*** Opening of Data for this task ***
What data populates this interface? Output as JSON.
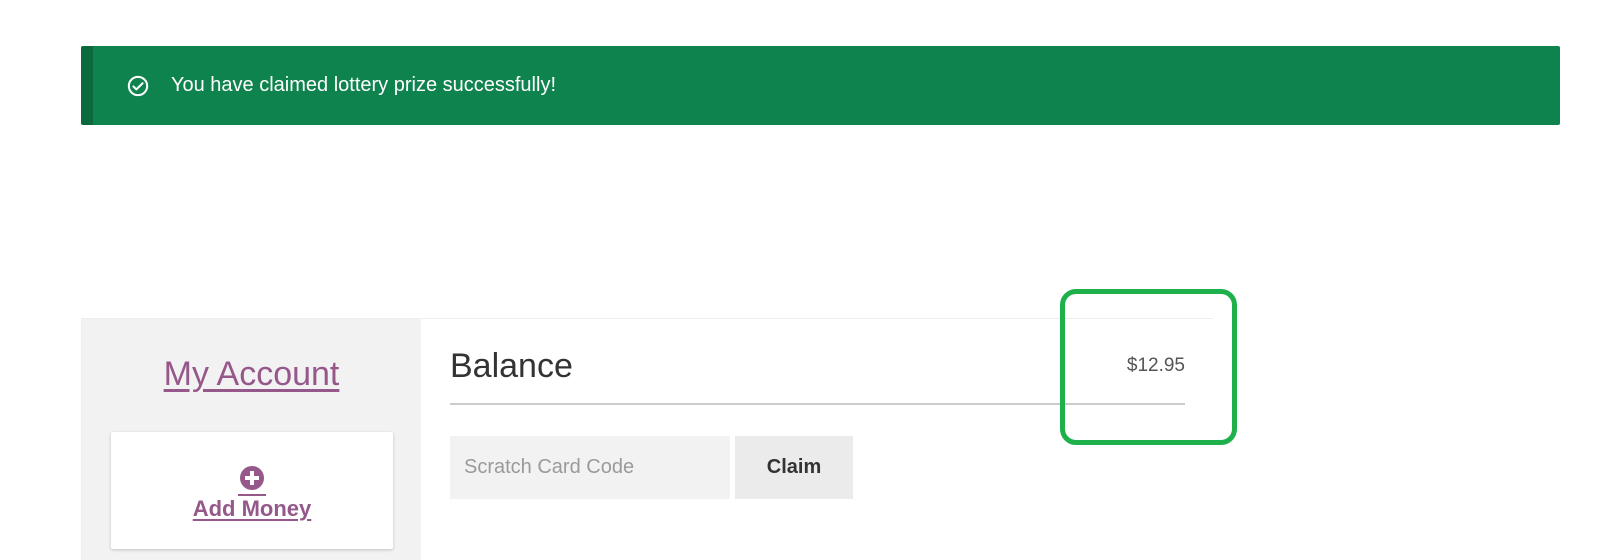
{
  "notice": {
    "message": "You have claimed lottery prize successfully!",
    "icon": "check-circle-icon",
    "color": "#0f834d"
  },
  "sidebar": {
    "title": "My Account",
    "add_money": {
      "label": "Add Money",
      "icon": "plus-circle-icon"
    }
  },
  "content": {
    "balance_label": "Balance",
    "balance_amount": "$12.95",
    "code_input": {
      "placeholder": "Scratch Card Code",
      "value": ""
    },
    "claim_label": "Claim"
  },
  "colors": {
    "accent": "#96588a",
    "highlight": "#1db04b"
  }
}
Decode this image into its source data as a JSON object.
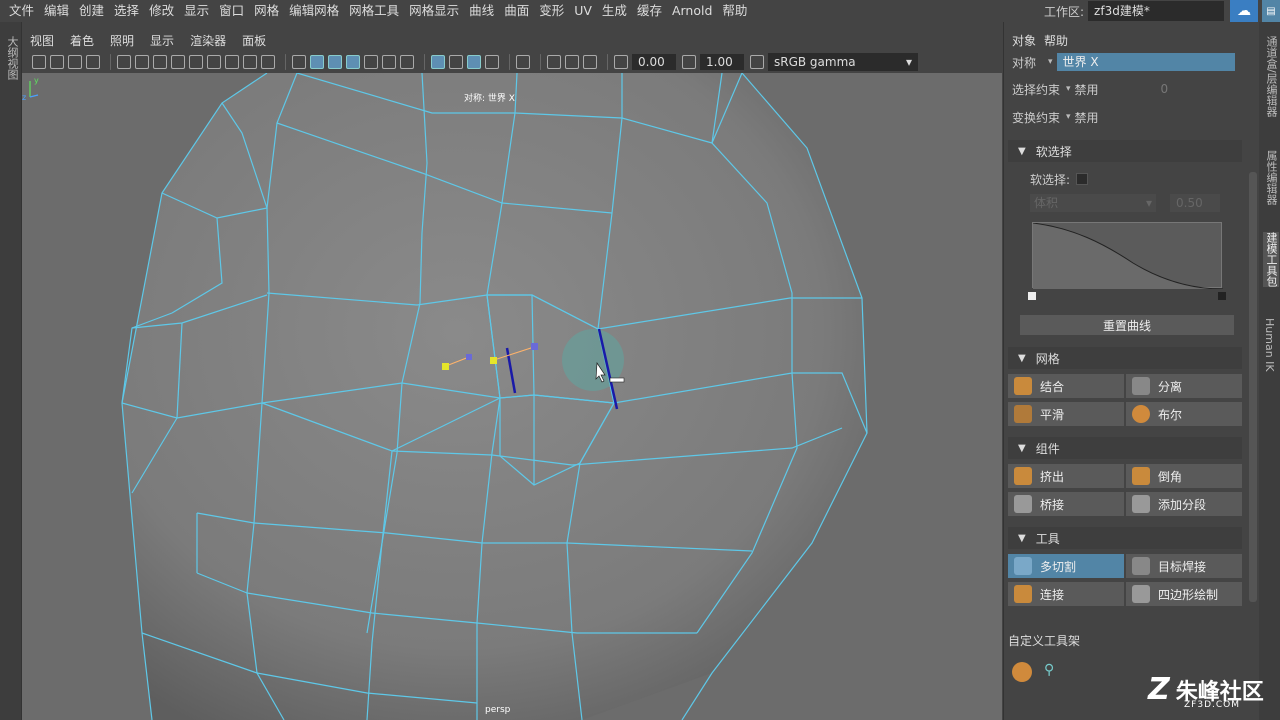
{
  "menubar": {
    "items": [
      "文件",
      "编辑",
      "创建",
      "选择",
      "修改",
      "显示",
      "窗口",
      "网格",
      "编辑网格",
      "网格工具",
      "网格显示",
      "曲线",
      "曲面",
      "变形",
      "UV",
      "生成",
      "缓存",
      "Arnold",
      "帮助"
    ],
    "workspace_label": "工作区:",
    "workspace_value": "zf3d建模*"
  },
  "left_tab": "大纲视图",
  "viewport_menu": [
    "视图",
    "着色",
    "照明",
    "显示",
    "渲染器",
    "面板"
  ],
  "viewport_toolbar": {
    "exposure": "0.00",
    "gamma": "1.00",
    "colorspace": "sRGB gamma"
  },
  "viewport": {
    "symmetry_label": "对称: 世界 X",
    "camera_label": "persp",
    "axis_labels": {
      "y": "y",
      "z": "z"
    }
  },
  "right_panel": {
    "menu": [
      "对象",
      "帮助"
    ],
    "symmetry": {
      "label": "对称",
      "value": "世界 X"
    },
    "select_constraint": {
      "label": "选择约束",
      "value": "禁用",
      "num": "0"
    },
    "transform_constraint": {
      "label": "变换约束",
      "value": "禁用"
    },
    "soft_select": {
      "section": "软选择",
      "checkbox_label": "软选择:",
      "falloff_mode": "体积",
      "radius": "0.50",
      "reset_button": "重置曲线"
    },
    "sections": {
      "mesh": {
        "title": "网格",
        "buttons": [
          "结合",
          "分离",
          "平滑",
          "布尔"
        ]
      },
      "component": {
        "title": "组件",
        "buttons": [
          "挤出",
          "倒角",
          "桥接",
          "添加分段"
        ]
      },
      "tools": {
        "title": "工具",
        "buttons": [
          "多切割",
          "目标焊接",
          "连接",
          "四边形绘制"
        ]
      }
    },
    "custom_shelf": "自定义工具架"
  },
  "right_tabs": [
    "通道盒/层编辑器",
    "属性编辑器",
    "建模工具包",
    "Human IK"
  ],
  "watermark": {
    "name": "朱峰社区",
    "url": "ZF3D.COM"
  },
  "colors": {
    "wire": "#5ec8e8",
    "active": "#5285a6",
    "cut_line": "#1a1aa8",
    "mesh": "#6f6f6f"
  }
}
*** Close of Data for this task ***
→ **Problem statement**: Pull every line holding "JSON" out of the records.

→ **Solution below**:
What data populates this interface? Output as JSON.
Decode this image into its source data as a JSON object.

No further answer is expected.